> _EXERCISE BRIEF_:
From the records below, pull each line that has "value".

[App and web page records]
↓↓↓

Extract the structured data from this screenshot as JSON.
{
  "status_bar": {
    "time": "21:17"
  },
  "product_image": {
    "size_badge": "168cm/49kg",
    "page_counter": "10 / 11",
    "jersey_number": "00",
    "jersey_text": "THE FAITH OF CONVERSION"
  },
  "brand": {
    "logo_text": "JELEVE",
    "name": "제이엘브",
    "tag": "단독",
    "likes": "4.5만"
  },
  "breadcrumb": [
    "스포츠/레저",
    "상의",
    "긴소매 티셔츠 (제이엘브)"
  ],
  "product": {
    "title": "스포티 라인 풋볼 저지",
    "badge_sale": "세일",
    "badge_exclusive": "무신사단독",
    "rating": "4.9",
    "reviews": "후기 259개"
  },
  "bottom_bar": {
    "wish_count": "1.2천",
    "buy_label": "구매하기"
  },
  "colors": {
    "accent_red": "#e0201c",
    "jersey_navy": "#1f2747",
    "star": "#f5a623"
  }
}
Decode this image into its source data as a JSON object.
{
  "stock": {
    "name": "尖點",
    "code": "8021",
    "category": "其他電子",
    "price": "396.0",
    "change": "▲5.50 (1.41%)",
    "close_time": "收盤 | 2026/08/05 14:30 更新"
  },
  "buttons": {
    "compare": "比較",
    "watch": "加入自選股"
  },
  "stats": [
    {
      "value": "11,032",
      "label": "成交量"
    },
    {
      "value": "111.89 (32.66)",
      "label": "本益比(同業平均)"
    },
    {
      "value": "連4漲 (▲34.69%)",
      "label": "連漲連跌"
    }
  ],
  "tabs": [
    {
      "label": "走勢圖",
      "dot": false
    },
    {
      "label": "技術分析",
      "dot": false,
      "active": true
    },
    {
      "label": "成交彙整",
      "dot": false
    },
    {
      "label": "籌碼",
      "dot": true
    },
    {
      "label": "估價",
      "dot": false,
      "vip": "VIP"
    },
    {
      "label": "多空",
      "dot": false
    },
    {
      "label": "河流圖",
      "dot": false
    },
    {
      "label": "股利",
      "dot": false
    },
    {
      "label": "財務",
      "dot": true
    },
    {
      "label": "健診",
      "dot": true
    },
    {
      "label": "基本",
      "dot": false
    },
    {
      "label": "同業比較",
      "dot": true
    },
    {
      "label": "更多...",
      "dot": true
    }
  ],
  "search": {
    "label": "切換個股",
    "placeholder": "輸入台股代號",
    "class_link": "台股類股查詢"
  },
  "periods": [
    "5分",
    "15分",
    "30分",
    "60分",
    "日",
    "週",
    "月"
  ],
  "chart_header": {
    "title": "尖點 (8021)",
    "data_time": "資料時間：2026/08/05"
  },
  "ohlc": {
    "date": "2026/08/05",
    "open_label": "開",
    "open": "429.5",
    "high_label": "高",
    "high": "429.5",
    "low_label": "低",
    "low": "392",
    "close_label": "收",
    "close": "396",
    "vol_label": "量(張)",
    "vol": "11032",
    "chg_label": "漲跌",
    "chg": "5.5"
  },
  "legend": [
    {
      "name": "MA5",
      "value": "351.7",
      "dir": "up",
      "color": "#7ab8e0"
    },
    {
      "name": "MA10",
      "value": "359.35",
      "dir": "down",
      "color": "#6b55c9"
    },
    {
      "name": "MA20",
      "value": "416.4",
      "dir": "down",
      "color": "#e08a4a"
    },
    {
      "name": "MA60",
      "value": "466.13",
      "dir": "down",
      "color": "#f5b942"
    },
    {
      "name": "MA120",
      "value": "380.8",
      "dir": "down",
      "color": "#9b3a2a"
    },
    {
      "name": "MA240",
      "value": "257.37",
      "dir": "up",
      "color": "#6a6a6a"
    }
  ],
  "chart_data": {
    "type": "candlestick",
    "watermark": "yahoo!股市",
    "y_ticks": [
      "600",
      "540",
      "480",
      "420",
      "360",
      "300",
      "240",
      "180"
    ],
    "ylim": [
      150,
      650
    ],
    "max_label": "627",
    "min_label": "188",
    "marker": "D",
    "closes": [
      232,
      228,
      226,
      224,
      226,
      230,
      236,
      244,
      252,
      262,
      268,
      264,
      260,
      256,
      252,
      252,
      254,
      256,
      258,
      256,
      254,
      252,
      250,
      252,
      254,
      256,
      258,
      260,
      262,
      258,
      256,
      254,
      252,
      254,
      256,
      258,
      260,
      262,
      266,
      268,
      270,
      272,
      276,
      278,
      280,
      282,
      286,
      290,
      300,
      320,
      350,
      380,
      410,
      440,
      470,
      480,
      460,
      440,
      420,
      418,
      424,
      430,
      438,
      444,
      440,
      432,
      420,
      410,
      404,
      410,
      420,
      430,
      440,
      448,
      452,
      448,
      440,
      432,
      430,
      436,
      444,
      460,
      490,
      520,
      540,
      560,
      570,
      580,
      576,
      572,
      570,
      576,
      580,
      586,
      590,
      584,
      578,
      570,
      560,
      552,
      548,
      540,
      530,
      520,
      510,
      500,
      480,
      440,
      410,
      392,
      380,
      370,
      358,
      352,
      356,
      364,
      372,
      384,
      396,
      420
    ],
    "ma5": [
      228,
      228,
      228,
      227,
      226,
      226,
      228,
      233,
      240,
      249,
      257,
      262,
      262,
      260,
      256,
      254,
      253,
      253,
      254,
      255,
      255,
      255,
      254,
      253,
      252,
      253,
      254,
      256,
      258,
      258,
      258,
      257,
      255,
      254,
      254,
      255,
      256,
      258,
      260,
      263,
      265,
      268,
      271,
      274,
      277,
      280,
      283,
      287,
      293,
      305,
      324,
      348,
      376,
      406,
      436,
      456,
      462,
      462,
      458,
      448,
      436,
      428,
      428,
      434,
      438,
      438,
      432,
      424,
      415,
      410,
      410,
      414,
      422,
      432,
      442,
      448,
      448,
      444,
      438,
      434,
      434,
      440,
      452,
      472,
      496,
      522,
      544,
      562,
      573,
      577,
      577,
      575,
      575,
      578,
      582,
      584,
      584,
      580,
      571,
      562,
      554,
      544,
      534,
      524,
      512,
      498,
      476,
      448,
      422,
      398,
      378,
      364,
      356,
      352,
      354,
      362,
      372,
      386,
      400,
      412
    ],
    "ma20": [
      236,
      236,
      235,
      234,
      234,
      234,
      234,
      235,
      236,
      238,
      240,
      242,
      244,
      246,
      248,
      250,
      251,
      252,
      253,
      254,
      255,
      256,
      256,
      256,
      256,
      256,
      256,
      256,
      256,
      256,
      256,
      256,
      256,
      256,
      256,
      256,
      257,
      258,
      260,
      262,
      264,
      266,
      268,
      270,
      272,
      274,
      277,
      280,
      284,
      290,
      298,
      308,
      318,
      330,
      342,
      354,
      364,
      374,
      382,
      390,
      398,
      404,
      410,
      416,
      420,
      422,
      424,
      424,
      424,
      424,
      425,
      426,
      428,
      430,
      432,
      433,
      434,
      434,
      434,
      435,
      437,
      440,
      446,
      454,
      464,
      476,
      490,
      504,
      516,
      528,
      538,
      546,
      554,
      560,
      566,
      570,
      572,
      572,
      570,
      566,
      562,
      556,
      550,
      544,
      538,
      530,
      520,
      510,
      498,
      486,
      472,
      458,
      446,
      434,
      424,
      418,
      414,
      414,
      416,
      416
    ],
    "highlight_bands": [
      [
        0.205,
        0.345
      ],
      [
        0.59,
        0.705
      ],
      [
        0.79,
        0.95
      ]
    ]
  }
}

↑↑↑

> _REPLY TO THE TASK_:
      "value": "11,032",
      "value": "111.89 (32.66)",
      "value": "連4漲 (▲34.69%)",
      "value": "351.7",
      "value": "359.35",
      "value": "416.4",
      "value": "466.13",
      "value": "380.8",
      "value": "257.37",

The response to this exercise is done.